If there’s one thing that I’ve learned from playing The Walking Dead it’s that I’m fairly certain I would do very, very poorly in a zombie infested apocalypse. I just can’t imagine myself murdering someone while Clemy, (it’s what I call Clementine, don’t judge me) is watching. I constantly feel compelled to try and save what sense of morality and hope that she clings onto in a world filled with terror. Needless to say, I’d probably get us all killed.
Yet, this is exactly why The Walking Dead is so much fun. It isn’t fast paced. It isn’t needlessly gory, but instead it creates an experience that allows you to explore the human condition in one of its most fragile states, desperation.
This is the entire premise of Episode 2 “Starved For Help”, and it executes it to damn near perfection.

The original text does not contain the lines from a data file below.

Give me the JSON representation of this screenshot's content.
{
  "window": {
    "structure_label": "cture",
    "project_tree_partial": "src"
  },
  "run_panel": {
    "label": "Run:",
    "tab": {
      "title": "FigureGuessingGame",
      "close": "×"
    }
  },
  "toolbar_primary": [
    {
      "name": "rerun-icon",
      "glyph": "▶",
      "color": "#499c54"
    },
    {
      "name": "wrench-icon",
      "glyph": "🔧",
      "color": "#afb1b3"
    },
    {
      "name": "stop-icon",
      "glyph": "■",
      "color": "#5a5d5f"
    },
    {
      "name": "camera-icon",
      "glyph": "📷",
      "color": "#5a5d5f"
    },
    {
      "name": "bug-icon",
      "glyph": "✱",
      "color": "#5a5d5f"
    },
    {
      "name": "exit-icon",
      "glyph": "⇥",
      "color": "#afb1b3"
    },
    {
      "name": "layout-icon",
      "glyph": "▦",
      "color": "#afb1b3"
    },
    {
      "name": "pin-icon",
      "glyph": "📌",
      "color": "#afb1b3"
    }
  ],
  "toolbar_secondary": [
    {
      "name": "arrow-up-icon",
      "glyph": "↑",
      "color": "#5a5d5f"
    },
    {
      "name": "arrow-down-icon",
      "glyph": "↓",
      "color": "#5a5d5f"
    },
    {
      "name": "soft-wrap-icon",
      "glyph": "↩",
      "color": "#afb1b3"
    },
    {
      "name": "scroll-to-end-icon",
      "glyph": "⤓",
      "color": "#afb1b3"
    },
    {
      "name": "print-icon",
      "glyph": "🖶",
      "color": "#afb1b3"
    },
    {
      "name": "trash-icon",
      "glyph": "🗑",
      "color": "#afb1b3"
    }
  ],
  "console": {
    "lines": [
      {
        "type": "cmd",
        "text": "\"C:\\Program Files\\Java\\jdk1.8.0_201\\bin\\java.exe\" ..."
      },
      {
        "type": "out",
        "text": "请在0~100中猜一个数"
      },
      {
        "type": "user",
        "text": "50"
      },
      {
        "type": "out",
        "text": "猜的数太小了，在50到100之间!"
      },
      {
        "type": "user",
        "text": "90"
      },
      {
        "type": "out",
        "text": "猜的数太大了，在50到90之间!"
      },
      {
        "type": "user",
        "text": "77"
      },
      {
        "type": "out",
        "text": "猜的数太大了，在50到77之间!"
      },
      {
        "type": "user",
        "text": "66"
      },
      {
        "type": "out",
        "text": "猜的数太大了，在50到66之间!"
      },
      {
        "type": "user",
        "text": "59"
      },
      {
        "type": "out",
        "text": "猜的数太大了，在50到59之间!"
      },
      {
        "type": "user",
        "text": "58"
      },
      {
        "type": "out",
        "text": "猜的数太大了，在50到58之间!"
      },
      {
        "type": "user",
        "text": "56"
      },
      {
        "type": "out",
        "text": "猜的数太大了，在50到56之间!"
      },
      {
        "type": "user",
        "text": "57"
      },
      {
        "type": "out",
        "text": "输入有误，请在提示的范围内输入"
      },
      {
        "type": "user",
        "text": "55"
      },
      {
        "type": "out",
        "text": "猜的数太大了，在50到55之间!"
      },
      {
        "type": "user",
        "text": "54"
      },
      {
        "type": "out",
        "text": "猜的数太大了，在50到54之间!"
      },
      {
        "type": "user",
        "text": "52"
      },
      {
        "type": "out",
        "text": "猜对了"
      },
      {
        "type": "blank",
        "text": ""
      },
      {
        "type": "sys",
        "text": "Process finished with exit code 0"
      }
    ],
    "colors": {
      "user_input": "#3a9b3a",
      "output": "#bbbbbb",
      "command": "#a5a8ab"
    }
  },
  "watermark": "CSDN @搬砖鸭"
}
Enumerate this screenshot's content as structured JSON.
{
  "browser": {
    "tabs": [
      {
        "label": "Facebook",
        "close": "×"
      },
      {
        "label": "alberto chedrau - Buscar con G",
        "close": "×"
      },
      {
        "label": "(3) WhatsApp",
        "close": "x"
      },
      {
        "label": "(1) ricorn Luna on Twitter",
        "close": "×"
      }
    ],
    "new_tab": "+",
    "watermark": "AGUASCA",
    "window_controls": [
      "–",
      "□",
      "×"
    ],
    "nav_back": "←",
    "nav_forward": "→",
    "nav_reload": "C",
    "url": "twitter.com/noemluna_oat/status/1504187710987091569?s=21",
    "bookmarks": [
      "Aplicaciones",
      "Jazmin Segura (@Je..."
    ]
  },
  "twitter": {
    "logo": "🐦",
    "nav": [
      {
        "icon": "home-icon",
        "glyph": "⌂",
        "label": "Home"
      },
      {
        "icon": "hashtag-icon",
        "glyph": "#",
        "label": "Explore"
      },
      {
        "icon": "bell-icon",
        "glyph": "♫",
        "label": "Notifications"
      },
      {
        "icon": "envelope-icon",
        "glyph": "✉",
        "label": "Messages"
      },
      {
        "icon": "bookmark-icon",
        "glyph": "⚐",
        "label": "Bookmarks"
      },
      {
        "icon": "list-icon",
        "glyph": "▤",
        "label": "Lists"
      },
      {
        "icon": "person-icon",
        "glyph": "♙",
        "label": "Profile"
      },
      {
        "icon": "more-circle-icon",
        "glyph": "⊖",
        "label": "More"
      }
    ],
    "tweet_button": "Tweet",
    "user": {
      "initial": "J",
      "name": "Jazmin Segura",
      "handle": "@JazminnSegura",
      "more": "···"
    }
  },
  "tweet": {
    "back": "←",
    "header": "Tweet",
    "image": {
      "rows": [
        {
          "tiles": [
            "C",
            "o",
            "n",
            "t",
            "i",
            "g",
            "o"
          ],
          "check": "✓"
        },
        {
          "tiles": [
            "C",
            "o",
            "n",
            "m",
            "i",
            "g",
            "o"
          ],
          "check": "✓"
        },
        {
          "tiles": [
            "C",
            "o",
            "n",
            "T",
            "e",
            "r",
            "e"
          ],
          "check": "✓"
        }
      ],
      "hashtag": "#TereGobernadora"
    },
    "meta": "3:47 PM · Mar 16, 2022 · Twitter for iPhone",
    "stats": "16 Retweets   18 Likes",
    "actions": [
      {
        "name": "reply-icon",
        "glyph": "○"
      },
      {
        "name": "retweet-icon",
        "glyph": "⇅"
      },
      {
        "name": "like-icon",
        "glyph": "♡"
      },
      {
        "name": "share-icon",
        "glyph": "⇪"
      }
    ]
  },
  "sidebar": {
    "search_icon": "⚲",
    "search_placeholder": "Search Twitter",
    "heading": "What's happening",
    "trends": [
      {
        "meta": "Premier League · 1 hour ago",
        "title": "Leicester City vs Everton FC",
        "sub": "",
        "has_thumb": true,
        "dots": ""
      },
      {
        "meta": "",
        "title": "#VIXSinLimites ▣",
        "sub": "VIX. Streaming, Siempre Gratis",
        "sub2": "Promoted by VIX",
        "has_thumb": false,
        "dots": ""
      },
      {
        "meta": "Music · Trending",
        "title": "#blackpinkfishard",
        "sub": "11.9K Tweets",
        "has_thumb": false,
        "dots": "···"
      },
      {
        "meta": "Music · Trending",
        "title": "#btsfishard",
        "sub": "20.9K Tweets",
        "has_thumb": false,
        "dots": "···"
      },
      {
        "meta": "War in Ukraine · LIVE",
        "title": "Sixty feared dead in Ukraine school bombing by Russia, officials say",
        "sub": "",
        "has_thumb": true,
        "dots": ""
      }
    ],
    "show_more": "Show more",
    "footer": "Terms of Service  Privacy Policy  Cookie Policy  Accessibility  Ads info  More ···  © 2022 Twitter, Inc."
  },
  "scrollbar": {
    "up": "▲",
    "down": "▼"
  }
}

Three months after the events of the first episode, the group is quite literally starving for help. The game begins with Lee having a conversation with a brand new character, Mark, as they venture into the wilderness surrounding the Motel to hunt.
While it’s easy to feel lost, the game does a great job of filling in the gaps through the well-crafted dialogue. The conversation reveals that Lee and the others found Mark barricaded in safety, with enough food for the entire group. With this information in hand it’s easy to see that his inclusion wasn’t necessarily let’s help everyone, but more of a let’s help ourselves type situation.
As with nearly any event in The Walking Dead their hunting trip goes horribly wrong. Lee faces an extremely brutal choice to be made that really does a great job of making you feel like the weight of the decision. I made my choice and winded up bringing back more survivors. This is where tensions run high. The strain on the group takes a heavy toll, as rations are now being divided out. Many see the new additions to the group as simply more mouths to feed, and with rations limiting you to feeding 4 out of the 10 survivors, you truly feel the added pressure. Having to choose who needs to eat, and who needs to starve a little longer, is a heavy decision to bear that is surprisingly more difficult than it would appear until you actually make the call.
Yet, my innermost paternal instincts had me saying, “Here Clemy, have this apple. Shut up Larry, I don’t care if you’re hungry.”
After Clemy was fed, I tip-toed away from feeding Duck…who names their kid Duck anyways? I hope the writers throw in a scene where someone has to call out to Duck to…duck, and lets all see how great of a name it is then. I’m looking at you Kenny.
Once the tough decisions are made, two survivors show up offering to trade gas for food. Lee and a small group follow the man, Andrew St. John, to his family’s dairy farm. What they find is a dairy farm that with any luck is a beacon of hope in a sea of death. However, in the world of The Walking Dead, nothing is ever what it seems.
This is definitely one of those times.
Starved For Help can feel slow at times for fans that are looking for a full-blown zombie slaughtering title, and if that’s you, be sure to look elsewhere. The events of the game are all an enormous build up to a disturbing conclusion. The game snatches up themes from the comic, and does an excellent job of conveying the dangers within the world. No one is safe, ever. This world is a much deadlier place to live in. Not because of the Walkers, but the survivors in it. We definitely get our “taste” of that in Starved For Help.
Playing through The Walking Dead is like writing your own issue of Kirman’s excellent comic series. It’s impressive that Telltale has captured the essence of the series so well. However, the game is weighed down slightly by animation issues, sound drop-out, and laggy transitions between scenes. Luckily, these won’t significantly hurt your experience, but they do prevent the game from fully immersing you into the story and world. With any luck Telltale can hammer out these issues before the next issue launches.
The Walking Dead continues to excel at presenting the danger that comes from living in a world filled with Walkers. You never know what will be waiting around the corner. The weight of decisions that can increase tension, or the split-second decisions where a person’s life is in your hands create a tension that isn’t found in many games. You feel that for a short-while you are living in the terrifying world of The Walking Dead, and it’s a great experience to have from the safety of your air conditioning and sofa.
Starved For Help relays the sense of desperation facing the survivors with well-tuned writing, difficult choices, and an array of conflict. Telltale Games continues to capture the essence of the comics, and the instinct that continues to drive humanity in times of hopelessness, survival.
The Walking Dead is available now for download on Xbox 360, and will be available on PS3 and PC this Friday.